In urban areas, indebted independent households had 35% more debt than others. At least 31% of rural households and 22% of urban households were in debt.
Among states, the assets held by rural households in Haryana were nearly three times the average for all of India, reflecting the value of land due to its productivity and proximity to cities. Punjab came close, followed by Karnataka and Uttar Pradesh, which averaged a little higher than the national average.
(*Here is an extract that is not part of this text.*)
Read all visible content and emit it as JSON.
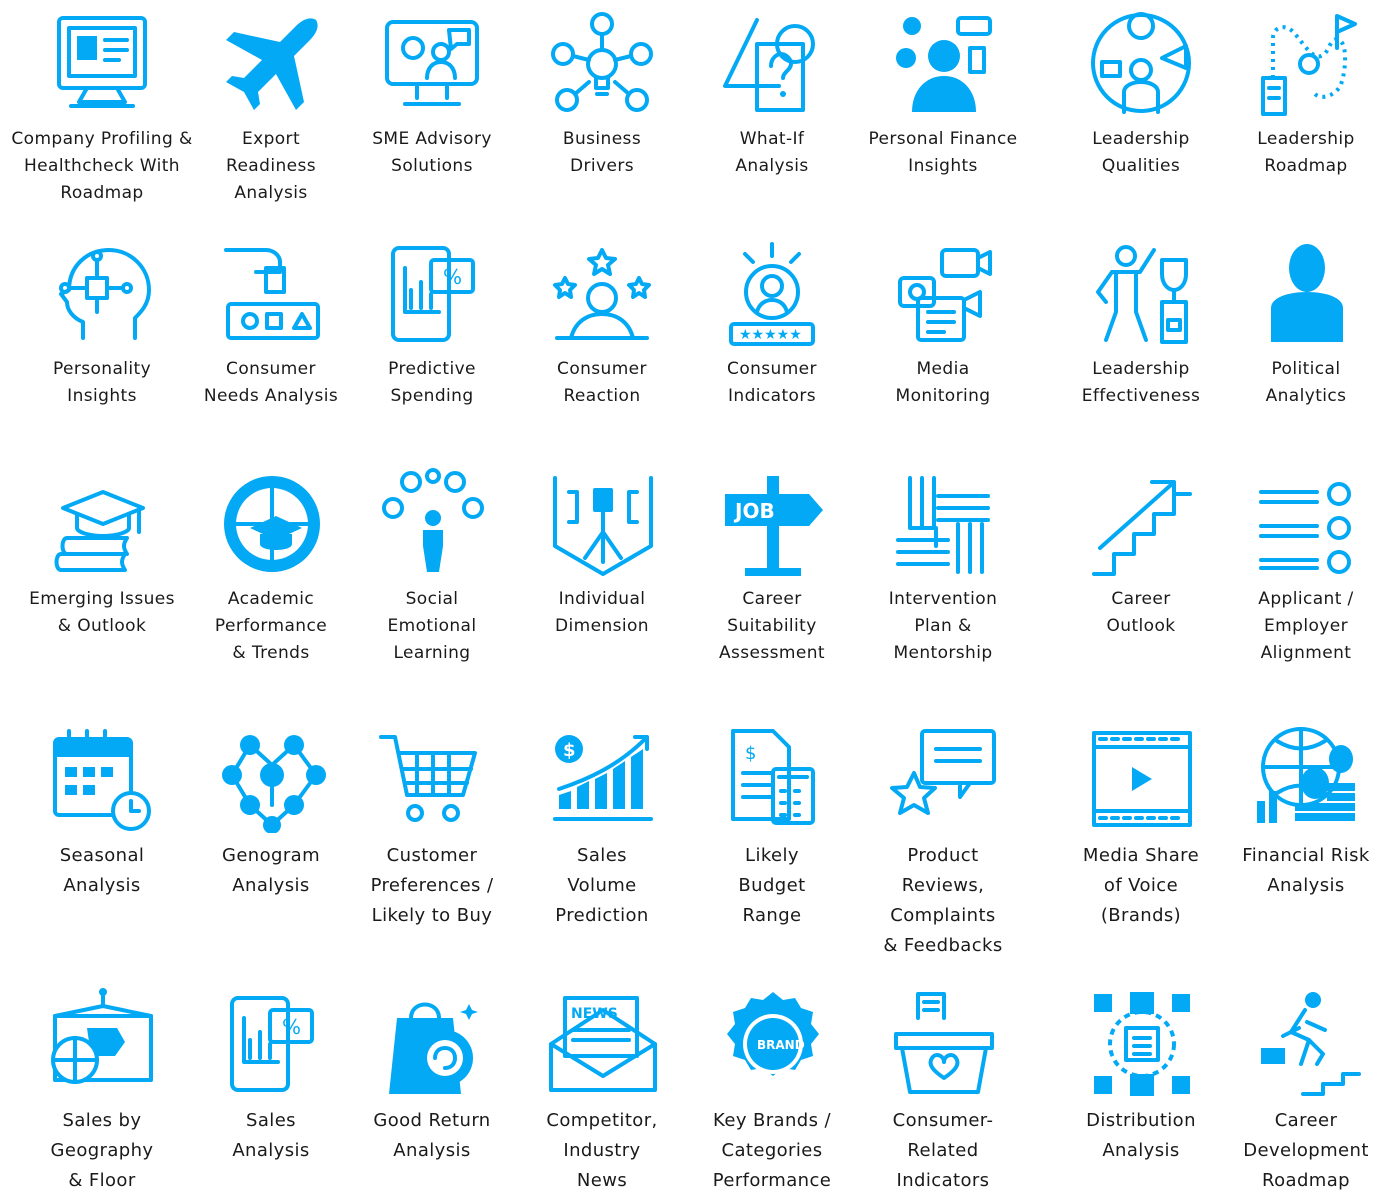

Fifth in the list was Telangana.
Among urban households, assets held by those in Maharashtra were worth 1.5 times the national average, followed by those in Kerala, Haryana, Gujarat and Uttar Pradesh.
While almost all rural households owned assets, the average value of assets held by Scheduled Castes (₹ 1.3 lakh), Scheduled Tribes (₹ 1.89 lakh) and other backward castes (₹ 2.12 lakh ) was much lower than that held by upper castes (₹ 4.05 lakh) in urban areas. This was also the case in rural areas, except that the assets were worth much less.
In a 2012 survey, the lowest 10% of rural households had, on average, assets worth 25,071. Their urban counterparts had nothing in terms of assets, just ₹ 291, possibly because durable goods are not considered assets for the purposes of the survey.
Bullion, gold and silver ornaments, and commodities held in inventory are not considered assets for the purposes of the investigation as their value cannot be determined with precision. 100% owned land and buildings, agricultural and transport equipment and family businesses were considered assets.